• THE PROBLEM: Your reply must consist of the data below, reproduced character for character.

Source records
───

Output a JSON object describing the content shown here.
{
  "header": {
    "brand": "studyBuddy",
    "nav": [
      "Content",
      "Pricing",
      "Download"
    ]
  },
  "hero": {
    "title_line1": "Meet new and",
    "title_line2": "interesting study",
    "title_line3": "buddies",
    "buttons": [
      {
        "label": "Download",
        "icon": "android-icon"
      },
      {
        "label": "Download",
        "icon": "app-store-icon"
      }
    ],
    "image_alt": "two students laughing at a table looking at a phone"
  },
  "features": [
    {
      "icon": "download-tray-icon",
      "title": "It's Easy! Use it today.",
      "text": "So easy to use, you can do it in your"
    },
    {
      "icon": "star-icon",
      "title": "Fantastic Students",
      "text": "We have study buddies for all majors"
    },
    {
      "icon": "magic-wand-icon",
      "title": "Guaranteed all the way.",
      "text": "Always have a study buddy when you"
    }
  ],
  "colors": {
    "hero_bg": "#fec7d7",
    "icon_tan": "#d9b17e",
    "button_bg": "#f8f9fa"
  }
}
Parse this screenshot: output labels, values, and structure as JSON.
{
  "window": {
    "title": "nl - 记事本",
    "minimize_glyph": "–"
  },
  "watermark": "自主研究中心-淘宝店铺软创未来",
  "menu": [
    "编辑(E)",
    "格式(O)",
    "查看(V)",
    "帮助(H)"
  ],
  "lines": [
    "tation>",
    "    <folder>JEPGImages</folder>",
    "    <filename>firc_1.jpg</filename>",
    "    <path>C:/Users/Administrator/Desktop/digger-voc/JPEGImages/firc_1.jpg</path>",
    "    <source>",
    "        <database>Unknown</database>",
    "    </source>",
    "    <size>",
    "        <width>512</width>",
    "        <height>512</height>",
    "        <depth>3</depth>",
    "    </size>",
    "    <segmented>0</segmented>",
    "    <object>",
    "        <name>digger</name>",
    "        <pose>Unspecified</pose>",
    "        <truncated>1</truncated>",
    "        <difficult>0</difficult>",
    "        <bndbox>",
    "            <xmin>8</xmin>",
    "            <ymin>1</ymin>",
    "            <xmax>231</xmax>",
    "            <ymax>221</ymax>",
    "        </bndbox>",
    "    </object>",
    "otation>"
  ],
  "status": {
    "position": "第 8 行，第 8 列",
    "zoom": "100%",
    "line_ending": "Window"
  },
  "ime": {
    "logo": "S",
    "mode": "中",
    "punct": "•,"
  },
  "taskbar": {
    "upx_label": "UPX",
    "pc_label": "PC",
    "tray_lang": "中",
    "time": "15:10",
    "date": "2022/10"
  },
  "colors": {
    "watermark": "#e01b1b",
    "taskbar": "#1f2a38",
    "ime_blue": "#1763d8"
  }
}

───

• ANSWER TO THE EXERCISE:
Output a JSON object describing the content shown here.
{
  "header": {
    "brand": "studyBuddy",
    "nav": [
      "Content",
      "Pricing",
      "Download"
    ]
  },
  "hero": {
    "title_line1": "Meet new and",
    "title_line2": "interesting study",
    "title_line3": "buddies",
    "buttons": [
      {
        "label": "Download",
        "icon": "android-icon"
      },
      {
        "label": "Download",
        "icon": "app-store-icon"
      }
    ],
    "image_alt": "two students laughing at a table looking at a phone"
  },
  "features": [
    {
      "icon": "download-tray-icon",
      "title": "It's Easy! Use it today.",
      "text": "So easy to use, you can do it in your"
    },
    {
      "icon": "star-icon",
      "title": "Fantastic Students",
      "text": "We have study buddies for all majors"
    },
    {
      "icon": "magic-wand-icon",
      "title": "Guaranteed all the way.",
      "text": "Always have a study buddy when you"
    }
  ],
  "colors": {
    "hero_bg": "#fec7d7",
    "icon_tan": "#d9b17e",
    "button_bg": "#f8f9fa"
  }
}
Parse this screenshot: output labels, values, and structure as JSON.
{
  "window": {
    "title": "nl - 记事本",
    "minimize_glyph": "–"
  },
  "watermark": "自主研究中心-淘宝店铺软创未来",
  "menu": [
    "编辑(E)",
    "格式(O)",
    "查看(V)",
    "帮助(H)"
  ],
  "lines": [
    "tation>",
    "    <folder>JEPGImages</folder>",
    "    <filename>firc_1.jpg</filename>",
    "    <path>C:/Users/Administrator/Desktop/digger-voc/JPEGImages/firc_1.jpg</path>",
    "    <source>",
    "        <database>Unknown</database>",
    "    </source>",
    "    <size>",
    "        <width>512</width>",
    "        <height>512</height>",
    "        <depth>3</depth>",
    "    </size>",
    "    <segmented>0</segmented>",
    "    <object>",
    "        <name>digger</name>",
    "        <pose>Unspecified</pose>",
    "        <truncated>1</truncated>",
    "        <difficult>0</difficult>",
    "        <bndbox>",
    "            <xmin>8</xmin>",
    "            <ymin>1</ymin>",
    "            <xmax>231</xmax>",
    "            <ymax>221</ymax>",
    "        </bndbox>",
    "    </object>",
    "otation>"
  ],
  "status": {
    "position": "第 8 行，第 8 列",
    "zoom": "100%",
    "line_ending": "Window"
  },
  "ime": {
    "logo": "S",
    "mode": "中",
    "punct": "•,"
  },
  "taskbar": {
    "upx_label": "UPX",
    "pc_label": "PC",
    "tray_lang": "中",
    "time": "15:10",
    "date": "2022/10"
  },
  "colors": {
    "watermark": "#e01b1b",
    "taskbar": "#1f2a38",
    "ime_blue": "#1763d8"
  }
}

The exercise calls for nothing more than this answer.